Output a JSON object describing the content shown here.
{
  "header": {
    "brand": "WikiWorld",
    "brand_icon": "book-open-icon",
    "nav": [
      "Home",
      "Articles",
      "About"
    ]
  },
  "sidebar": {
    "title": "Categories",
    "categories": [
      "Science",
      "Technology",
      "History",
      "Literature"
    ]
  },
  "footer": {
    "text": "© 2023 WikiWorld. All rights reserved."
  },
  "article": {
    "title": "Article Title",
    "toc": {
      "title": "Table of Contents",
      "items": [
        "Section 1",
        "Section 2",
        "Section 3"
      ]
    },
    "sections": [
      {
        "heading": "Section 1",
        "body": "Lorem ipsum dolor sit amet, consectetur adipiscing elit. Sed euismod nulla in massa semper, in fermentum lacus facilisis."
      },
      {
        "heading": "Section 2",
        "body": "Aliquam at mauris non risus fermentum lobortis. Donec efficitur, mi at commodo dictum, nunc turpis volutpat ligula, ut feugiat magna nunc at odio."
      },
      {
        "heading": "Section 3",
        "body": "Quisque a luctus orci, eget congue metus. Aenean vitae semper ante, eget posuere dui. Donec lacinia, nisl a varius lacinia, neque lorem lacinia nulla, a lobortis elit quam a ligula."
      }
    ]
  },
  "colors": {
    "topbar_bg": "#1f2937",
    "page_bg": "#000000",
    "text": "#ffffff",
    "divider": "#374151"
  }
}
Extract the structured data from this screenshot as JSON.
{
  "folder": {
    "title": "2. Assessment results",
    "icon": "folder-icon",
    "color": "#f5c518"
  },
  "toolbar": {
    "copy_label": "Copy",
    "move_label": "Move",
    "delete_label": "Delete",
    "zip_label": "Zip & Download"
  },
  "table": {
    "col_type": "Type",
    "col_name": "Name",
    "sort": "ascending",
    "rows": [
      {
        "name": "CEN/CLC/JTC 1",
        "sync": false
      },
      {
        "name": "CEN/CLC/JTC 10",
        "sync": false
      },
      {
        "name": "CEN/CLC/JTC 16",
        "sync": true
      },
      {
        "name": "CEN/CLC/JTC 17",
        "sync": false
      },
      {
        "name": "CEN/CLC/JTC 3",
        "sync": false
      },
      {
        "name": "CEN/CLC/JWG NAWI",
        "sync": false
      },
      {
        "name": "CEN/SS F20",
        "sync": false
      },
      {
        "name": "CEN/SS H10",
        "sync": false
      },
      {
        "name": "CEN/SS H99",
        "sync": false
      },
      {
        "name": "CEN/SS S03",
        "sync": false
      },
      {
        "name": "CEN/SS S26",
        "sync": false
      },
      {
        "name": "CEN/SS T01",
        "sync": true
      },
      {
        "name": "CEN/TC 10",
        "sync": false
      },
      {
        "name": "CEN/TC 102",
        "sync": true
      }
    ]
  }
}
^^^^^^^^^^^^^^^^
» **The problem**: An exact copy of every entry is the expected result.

» **Solution**:
Output a JSON object describing the content shown here.
{
  "header": {
    "brand": "WikiWorld",
    "brand_icon": "book-open-icon",
    "nav": [
      "Home",
      "Articles",
      "About"
    ]
  },
  "sidebar": {
    "title": "Categories",
    "categories": [
      "Science",
      "Technology",
      "History",
      "Literature"
    ]
  },
  "footer": {
    "text": "© 2023 WikiWorld. All rights reserved."
  },
  "article": {
    "title": "Article Title",
    "toc": {
      "title": "Table of Contents",
      "items": [
        "Section 1",
        "Section 2",
        "Section 3"
      ]
    },
    "sections": [
      {
        "heading": "Section 1",
        "body": "Lorem ipsum dolor sit amet, consectetur adipiscing elit. Sed euismod nulla in massa semper, in fermentum lacus facilisis."
      },
      {
        "heading": "Section 2",
        "body": "Aliquam at mauris non risus fermentum lobortis. Donec efficitur, mi at commodo dictum, nunc turpis volutpat ligula, ut feugiat magna nunc at odio."
      },
      {
        "heading": "Section 3",
        "body": "Quisque a luctus orci, eget congue metus. Aenean vitae semper ante, eget posuere dui. Donec lacinia, nisl a varius lacinia, neque lorem lacinia nulla, a lobortis elit quam a ligula."
      }
    ]
  },
  "colors": {
    "topbar_bg": "#1f2937",
    "page_bg": "#000000",
    "text": "#ffffff",
    "divider": "#374151"
  }
}
Extract the structured data from this screenshot as JSON.
{
  "folder": {
    "title": "2. Assessment results",
    "icon": "folder-icon",
    "color": "#f5c518"
  },
  "toolbar": {
    "copy_label": "Copy",
    "move_label": "Move",
    "delete_label": "Delete",
    "zip_label": "Zip & Download"
  },
  "table": {
    "col_type": "Type",
    "col_name": "Name",
    "sort": "ascending",
    "rows": [
      {
        "name": "CEN/CLC/JTC 1",
        "sync": false
      },
      {
        "name": "CEN/CLC/JTC 10",
        "sync": false
      },
      {
        "name": "CEN/CLC/JTC 16",
        "sync": true
      },
      {
        "name": "CEN/CLC/JTC 17",
        "sync": false
      },
      {
        "name": "CEN/CLC/JTC 3",
        "sync": false
      },
      {
        "name": "CEN/CLC/JWG NAWI",
        "sync": false
      },
      {
        "name": "CEN/SS F20",
        "sync": false
      },
      {
        "name": "CEN/SS H10",
        "sync": false
      },
      {
        "name": "CEN/SS H99",
        "sync": false
      },
      {
        "name": "CEN/SS S03",
        "sync": false
      },
      {
        "name": "CEN/SS S26",
        "sync": false
      },
      {
        "name": "CEN/SS T01",
        "sync": true
      },
      {
        "name": "CEN/TC 10",
        "sync": false
      },
      {
        "name": "CEN/TC 102",
        "sync": true
      }
    ]
  }
}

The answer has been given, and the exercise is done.